Although this is a question posed in the film Batman Begins, it holds true in the real world as well. And, according to law professor Hilary J. Allen of American University, when good people—in this case, regulators—do nothing, there could be dire consequences for both the regulatory state and the public interest.

In a recent article, Allen argues that if a regulatory agency succumbs to the fear of failure in the face of technological innovation and remains stagnant, the failure to keep up with industry might become an “irremediable failure of inaction” that undermines the goals of the regulatory state.

Allen urges that as private industry becomes increasingly technologically complex, administrative agencies must be able to innovate to keep pace. To that end, Allen theorizes that regulators should be provided some “permission to fail” in their oversight of these new technologies. Without some recognition that failure might occur if regulators act, Allen warns that agencies may choose not to act at all and will increasingly be unable to comply with their statutory mandates, resulting in negative impacts on regulatory efficacy, and thus, the public interest.

To prevent these negative effects from occurring, certain types of permission to fail should be better incorporated into our regulatory system, according to Allen. Allen suggests that this permission might look like loosening strict cost-benefit requirements, promoting transparency in regulatory innovation processes, or changing the public messaging around how efficiency and effectiveness failures should be perceived.

Importantly, Allen does not argue that all types of regulatory failures should be accepted. Instead, Allen identifies the need to establish baselines around the kinds of failures that should be more or less tolerable in a well-functioning regulatory state. In this way, Allen suggests that some types of failure—such as failures of efficiency and effectiveness—should be more excusable than others, especially as compared to the failure of inaction.

To show what these types of acceptable failures might look like, Allen draws inspiration from the private sector’s “fail fast” approach. Failing fast refers to the notion that, in, a rapidly changing world, as soon as you figure out what you need to measure to solve a problem, the metrics change; therefore, building in tolerance for short-term failures can provide beneficial opportunities to troubleshoot, thus shortening the learning curve.

In the fail-fast approach, a firm—or, as Allen argues, a regulatory body—should seek to create a good-enough solution for a problem and implement it without wasting time hoping for the perfect solution. This time wasting can ultimately lead to failure to act altogether, Allen explains.

And according to Allen, this has happened before. To illustrate this point, Allen points to the 2008 financial crisis, which Allen contends resulted in large part from regulatory failure to act.

In the face of the financial crisis, the Federal Reserve, the U.S. Securities and Exchange Commission, and the U.S. Department of the Treasury all refused to “clamp down on financial excesses” created by the newfound availability of subprime mortgages. In a 2011 report, the Financial Crisis Inquiry Commission found that, although financial regulators had “ample power” to take action to prevent the crisis, they chose not to exercise it. Here, Allen argues for “more grace” around some types of regulatory failures and calls for “closer scrutiny of failures of inaction,” such as those implicated in the market crash of 2008.
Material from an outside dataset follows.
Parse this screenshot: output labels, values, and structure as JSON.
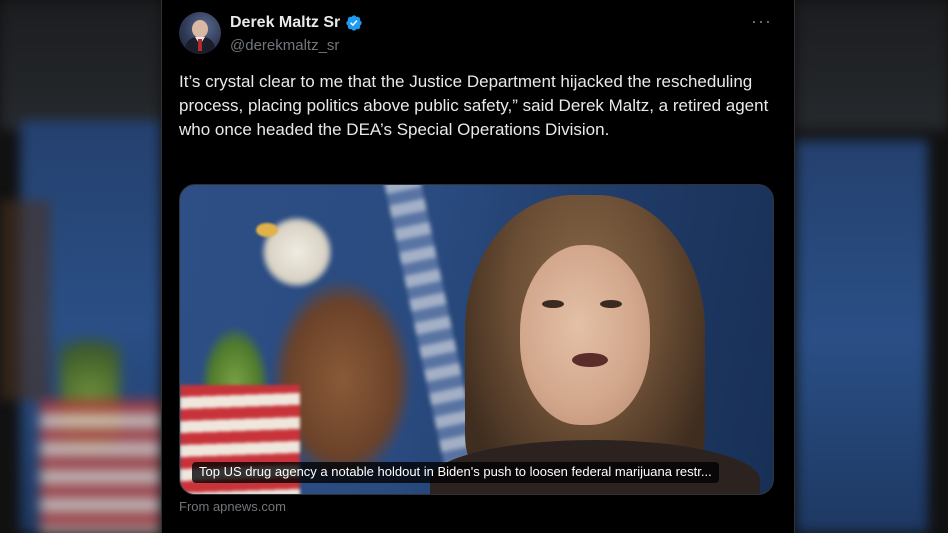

Distinguishing further between acceptable and unacceptable failures, Allen argues that innovations that result in failures of equity, legitimacy, and credibility should always be avoided.

For example, Allen claims that if a reporting system purports to pull data from regulated bodies but ends up overstepping their authority and going on “fishing expeditions,” the legitimacy of the regulation will be undermined.

Failures of efficiency and efficacy, however, should be treated with some leniency, according to Allen. She points out that failures of efficiency and effectiveness, such as trial and error, cost overruns, and abandoning failed projects,” are “hallmarks of the innovation process.” They do not undermine trust in the regulatory process and should not be automatically condemned.

As evidenced by the subprime lending market in 2008, Allen claims that development in the private economic sector often happens quickly and in ways too complicated for traditional regulatory tools to address potential harm. Allen argues that regulators cannot be expected to succeed the first time they innovate to keep up with the fast-moving private sector, so there is some level of risk from regulatory intervention. Indeed, Allen concedes, regulators will fail; it is simply a matter of when and how.

Thus, according to Allen, building certain types of permission to fail into our regulatory system can head off the kinds of crises that result from expecting regulators to be perfect. By encouraging regulators to do the best with the information they have, Allen concludes, they are less likely to shirk their duty, and will better protect the country from disaster.